Aquarium Urges NOAA To Count Leatherback Turtle Deaths When Considering Endangered Status
November 5, 2018
The New England Aquarium says that sea turtle deaths off the coast should be considered as the federal government determines if the east coast population of leatherback sea turtle’s (Dermochelys coriacea) “endangered” status should be lowered to “threatened.”
The leatherback turtle is the largest of all turtles in the sea or on land.
The National Ocean and Atmospheric Administration is looking at whether the status of the largest living turtle species, listed as endangered in 1970, should be downgraded.

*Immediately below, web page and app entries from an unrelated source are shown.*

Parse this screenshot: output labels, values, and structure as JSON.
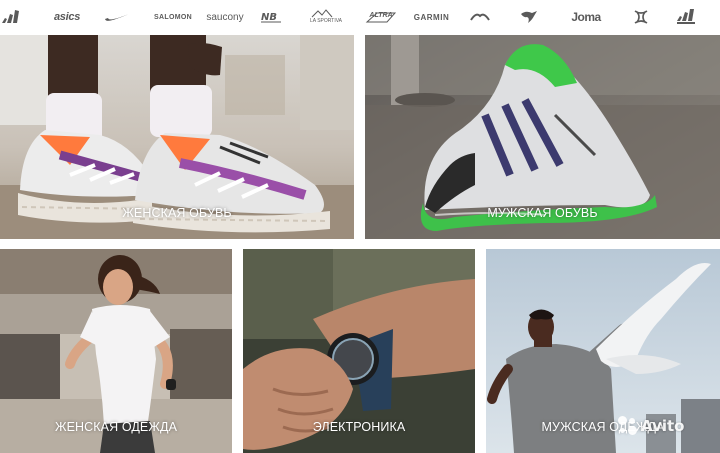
{
  "brands": [
    {
      "id": "adidas",
      "text": ""
    },
    {
      "id": "asics",
      "text": "asics"
    },
    {
      "id": "nike",
      "text": ""
    },
    {
      "id": "salomon",
      "text": "SALOMON"
    },
    {
      "id": "saucony",
      "text": "saucony"
    },
    {
      "id": "new-balance",
      "text": ""
    },
    {
      "id": "la-sportiva",
      "text": "LA SPORTIVA"
    },
    {
      "id": "altra",
      "text": "ALTRA"
    },
    {
      "id": "garmin",
      "text": "GARMIN"
    },
    {
      "id": "mizuno",
      "text": ""
    },
    {
      "id": "puma",
      "text": ""
    },
    {
      "id": "joma",
      "text": "Joma"
    },
    {
      "id": "under-armour",
      "text": ""
    },
    {
      "id": "adidas",
      "text": ""
    }
  ],
  "categories": {
    "womens_shoes": "ЖЕНСКАЯ ОБУВЬ",
    "mens_shoes": "МУЖСКАЯ ОБУВЬ",
    "womens_clothing": "ЖЕНСКАЯ ОДЕЖДА",
    "electronics": "ЭЛЕКТРОНИКА",
    "mens_clothing": "МУЖСКАЯ ОДЕЖДА"
  },
  "watermark": {
    "text": "Avito"
  },
  "colors": {
    "label_text": "#ffffff",
    "brand_logo": "#5a5a5a",
    "accent_green": "#3ec14a"
  }
}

The aquarium noted that since 2005, more than 200 leatherback sea turtles have become entangled in marine ropes off the New England coast, and a 420 pound female that was rescued from an entanglement on October 31, died as a result of the entanglement as well as from an 11-inch by 5-inch piece of plastic that she had mistakenly consumed.
"The death of this leatherback is a good example of how sea turtles may survive entanglements but become so compromised that they later succumb. We cannot assume that all sea turtles released from entanglements will survive," Dr. Charlies Innis, the aquarium's chief veterinarian and expert in sea turtle medicine, told NBC 10 Boston.

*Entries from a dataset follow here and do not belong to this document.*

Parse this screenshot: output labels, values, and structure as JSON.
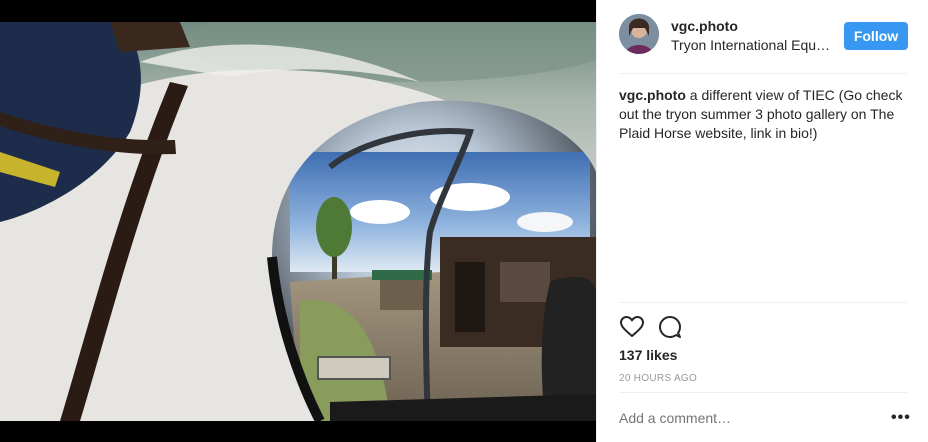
{
  "post": {
    "username": "vgc.photo",
    "location": "Tryon International Equestrian Center",
    "follow_label": "Follow",
    "caption_user": "vgc.photo",
    "caption_text": " a different view of TIEC (Go check out the tryon summer 3 photo gallery on The Plaid Horse website, link in bio!)",
    "likes": "137 likes",
    "timestamp": "20 HOURS AGO",
    "comment_placeholder": "Add a comment…",
    "more_label": "•••"
  },
  "icons": [
    "heart-icon",
    "comment-icon",
    "more-options-icon"
  ],
  "colors": {
    "follow_button": "#3897f0",
    "muted_text": "#999999",
    "divider": "#efefef"
  }
}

The entanglement injury was apparent from the outset of the rescue effort. A massive wound from where the turtle’s flipper attaches to the shell, and tissue in the area was clearly infected. The ingested plastic was discovered during the necropsy of the reptile.
The leatherback sea turtle is the largest turtle in the world and can grow to 1,400 pounds, though 800-1,000 pounds is more common. It is known for its leathery skin rather than a hard carapace like other turtles. They have been recorded diving more than 3,900 feet and feed primarily on jellyfish.